The comet P/2021 R5 is a 19th magnitude (magnitude is a measure of apparent brightness, and the higher the number, the dimmer it is; the Moon has a magnitude of -12.6) object with an orbit that carries it between Jupiter and Earth roughly every 10 years. At its last closest approach with Earth, it got within 3.3 AU (short for astronomical unit, the average distance between the Earth and Sun, approximately 93 million miles) from Earth. For context, Halley’s comet will be only 0.5 AU from Earth when it returns in 2061. P/2021 R5 has roughly the orbital period we’re looking for and it made its last approach in January 2022. It isn’t a perfect match for Jesper but it’s about as close as we can get for now.

Sugary Comets, a Sweet Treat for Aliens?

Comet LoveJoy GETTY

By the time the credits roll on Aliens Abducted My Parents and Now I Feel Kind of Left Out, we’ve learned a few things about Calvin’s parents. Namely that his mom ran out on him as a kid, but his dad really did get abducted. Over the last 10 years of Earth time, his dad has spent 109 years of space time chasing Jesper’s tail with extraterrestrials because, apparently, it tastes like cotton candy.
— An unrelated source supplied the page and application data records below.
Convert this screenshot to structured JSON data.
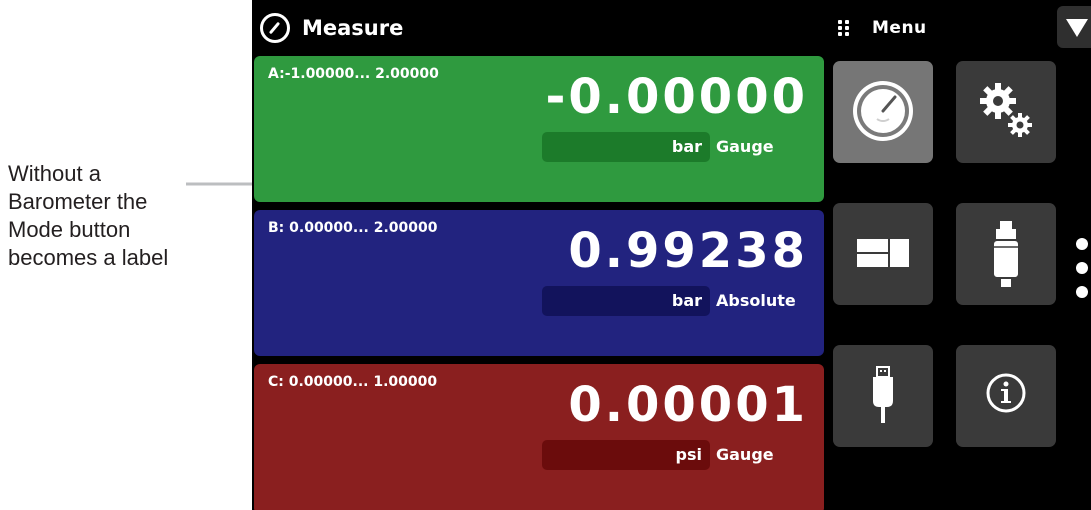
{
  "callout": {
    "lines": [
      "Without a",
      "Barometer the",
      "Mode button",
      "becomes a label"
    ]
  },
  "header": {
    "title": "Measure",
    "title_icon": "gauge-icon",
    "menu_label": "Menu",
    "menu_icon": "grip-icon",
    "dropdown_icon": "triangle-down-icon"
  },
  "channels": [
    {
      "id": "A",
      "range": "A:-1.00000... 2.00000",
      "value": "-0.00000",
      "unit": "bar",
      "mode": "Gauge",
      "color": "#2f9a3f"
    },
    {
      "id": "B",
      "range": "B: 0.00000... 2.00000",
      "value": "0.99238",
      "unit": "bar",
      "mode": "Absolute",
      "color": "#22237f"
    },
    {
      "id": "C",
      "range": "C: 0.00000... 1.00000",
      "value": "0.00001",
      "unit": "psi",
      "mode": "Gauge",
      "color": "#8a1f1f"
    }
  ],
  "menu_tiles": [
    {
      "icon": "gauge-icon",
      "active": true
    },
    {
      "icon": "gears-icon",
      "active": false
    },
    {
      "icon": "display-layout-icon",
      "active": false
    },
    {
      "icon": "sensor-icon",
      "active": false
    },
    {
      "icon": "usb-icon",
      "active": false
    },
    {
      "icon": "info-icon",
      "active": false
    }
  ],
  "pager": {
    "pages": 3,
    "current": 1
  }
}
Bonus Fact: In order for him to have experienced 109 years while an observer on Earth (Calvin) experienced only 10, he must have been traveling faster than 185,496 miles per second, more than 99% the speed of light.

Comet tails are made up of gas and dust being shorn away by the radiation pressure of the solar wind. Out in the colder parts of space, those comets are icy balls of frozen construction materials left over from the formation of the solar system. As they approach the Sun they start to interact with solar radiation and drip cometary sweat in tails trailing behind them. In fact, comets actually have two tails made up of different things, through different processes. The dust tail is made of tiny particles about the same size as particles of smoke, while the plasma tail is made of ionized gas interacting energetically with the solar wind.
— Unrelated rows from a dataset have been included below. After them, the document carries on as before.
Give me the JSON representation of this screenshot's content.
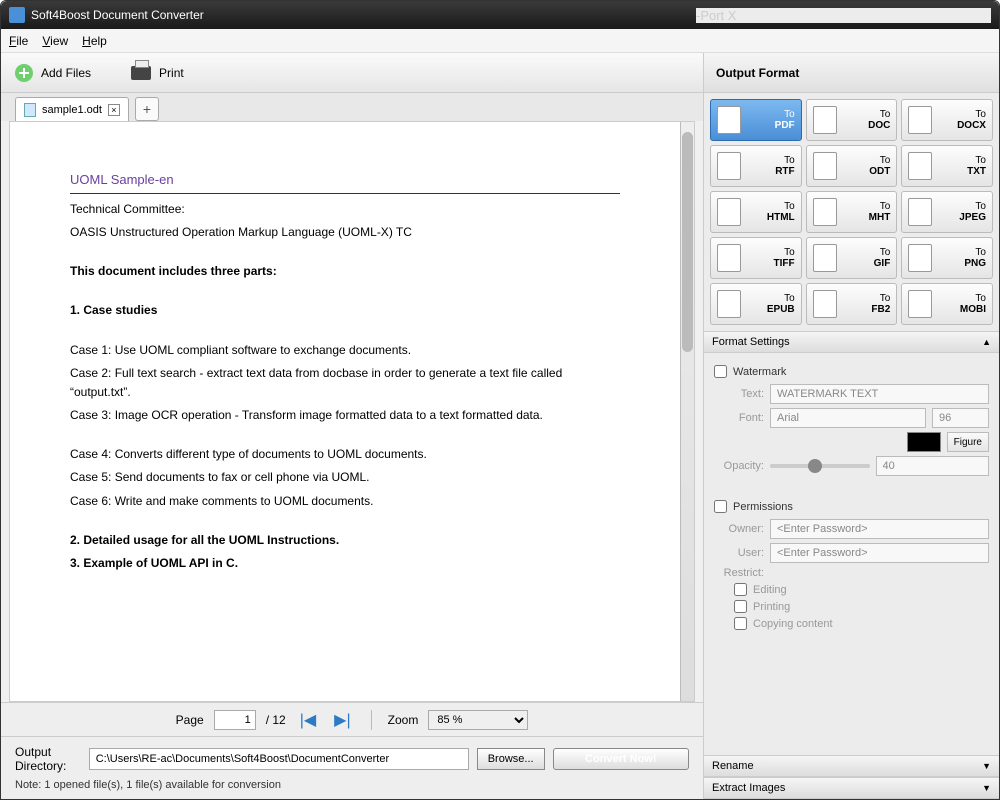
{
  "title": "Soft4Boost Document Converter",
  "port": "-Port X",
  "menu": {
    "file": "File",
    "view": "View",
    "help": "Help"
  },
  "toolbar": {
    "add": "Add Files",
    "print": "Print"
  },
  "tab": {
    "name": "sample1.odt"
  },
  "document": {
    "title": "UOML Sample-en",
    "committee": "Technical Committee:",
    "tc": "OASIS Unstructured Operation Markup Language (UOML-X) TC",
    "parts": "This document includes three parts:",
    "s1": "1.      Case studies",
    "c1": "Case 1: Use UOML compliant software  to exchange documents.",
    "c2": "Case 2: Full text search - extract text data from docbase in order to generate a text file called “output.txt”.",
    "c3": "Case 3: Image OCR operation - Transform image formatted data to a text formatted data.",
    "c4": "Case 4: Converts different type of documents to UOML documents.",
    "c5": "Case 5: Send documents to fax or cell phone via UOML.",
    "c6": "Case 6: Write and make comments to UOML documents.",
    "s2": "2.      Detailed usage for all the UOML Instructions.",
    "s3": "3.      Example of UOML API in C."
  },
  "pager": {
    "pagelbl": "Page",
    "page": "1",
    "total": "/ 12",
    "zoomlbl": "Zoom",
    "zoom": "85 %"
  },
  "output": {
    "dirlbl": "Output Directory:",
    "dir": "C:\\Users\\RE-ac\\Documents\\Soft4Boost\\DocumentConverter",
    "browse": "Browse...",
    "note": "Note: 1 opened file(s), 1 file(s) available for conversion",
    "convert": "Convert Now!"
  },
  "panel": {
    "title": "Output Format",
    "to": "To"
  },
  "formats": [
    "PDF",
    "DOC",
    "DOCX",
    "RTF",
    "ODT",
    "TXT",
    "HTML",
    "MHT",
    "JPEG",
    "TIFF",
    "GIF",
    "PNG",
    "EPUB",
    "FB2",
    "MOBI"
  ],
  "settings_title": "Format Settings",
  "watermark": {
    "label": "Watermark",
    "textlbl": "Text:",
    "text": "WATERMARK TEXT",
    "fontlbl": "Font:",
    "font": "Arial",
    "size": "96",
    "figure": "Figure",
    "opacitylbl": "Opacity:",
    "opacity": "40"
  },
  "permissions": {
    "label": "Permissions",
    "ownerlbl": "Owner:",
    "owner": "<Enter Password>",
    "userlbl": "User:",
    "user": "<Enter Password>",
    "restrictlbl": "Restrict:",
    "editing": "Editing",
    "printing": "Printing",
    "copying": "Copying content"
  },
  "rename": "Rename",
  "extract": "Extract Images"
}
These tails can extend for millions of miles through space, pointing away from the Sun like hair being blown back in the wind. Much of the tails are surrounded by an envelope of neutral hydrogen, probably derived from water molecules broken up by solar radiation. Could that strange cosmic environment taste like cotton candy? Maybe!
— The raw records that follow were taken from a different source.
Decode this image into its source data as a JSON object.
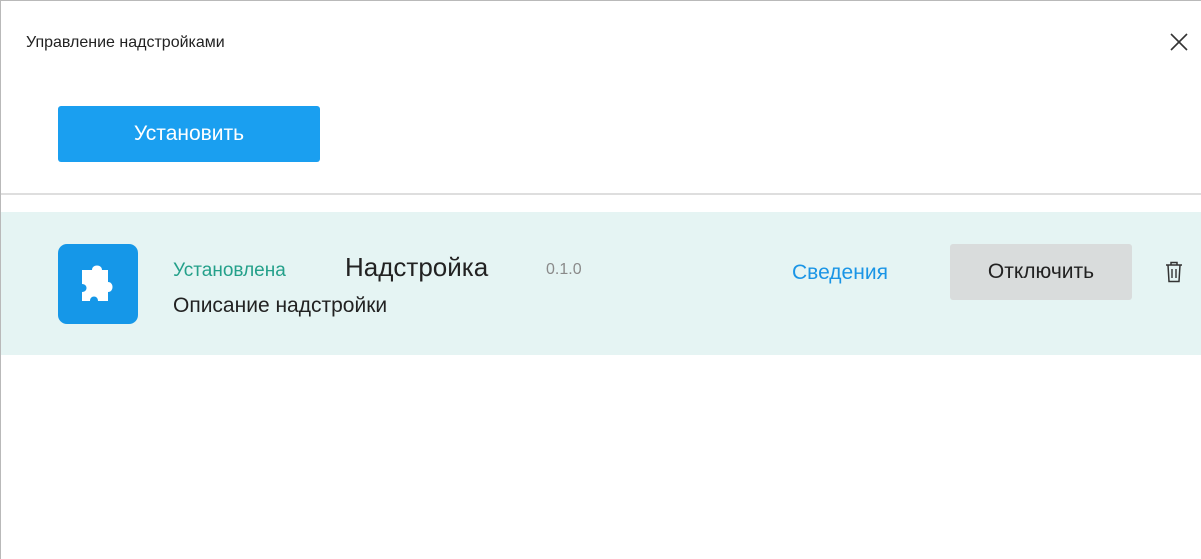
{
  "dialog": {
    "title": "Управление надстройками",
    "close_icon": "close-icon"
  },
  "toolbar": {
    "install_label": "Установить"
  },
  "addins": [
    {
      "status": "Установлена",
      "name": "Надстройка",
      "version": "0.1.0",
      "description": "Описание надстройки",
      "details_label": "Сведения",
      "disable_label": "Отключить",
      "icon": "puzzle-icon",
      "delete_icon": "trash-icon"
    }
  ],
  "colors": {
    "accent": "#1a9ff0",
    "status_installed": "#24a08a",
    "row_background": "#e5f4f3",
    "link": "#1a95e6",
    "secondary_button": "#d9dcdc"
  }
}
The ion tails are typically made up of ionized carbon monoxide, molecular nitrogen (two nitrogen atoms bound together) and carbon monoxide. While comets themselves are usually made up of water, methanol, ethane, and hydrogen cyanide, which sounds like a party, but not the cotton candy kind of party. However, astronomers have found evidence of simple sugars like ribose in some meteorites and, in 2015, astronomers discovered that comet Lovejoy (pictured above) is releasing another simple sugar called glycolaldehyde, alongside the equivalent of 500 bottles of wine per second.

On the surface, Calvin’s (out of this) worldview might seem silly, but it turns out that in the movie and in the real world, he might be onto something.

Watch Aliens Abducted My Parents and Now I Feel Kind of Left Out, streaming now on Peacock.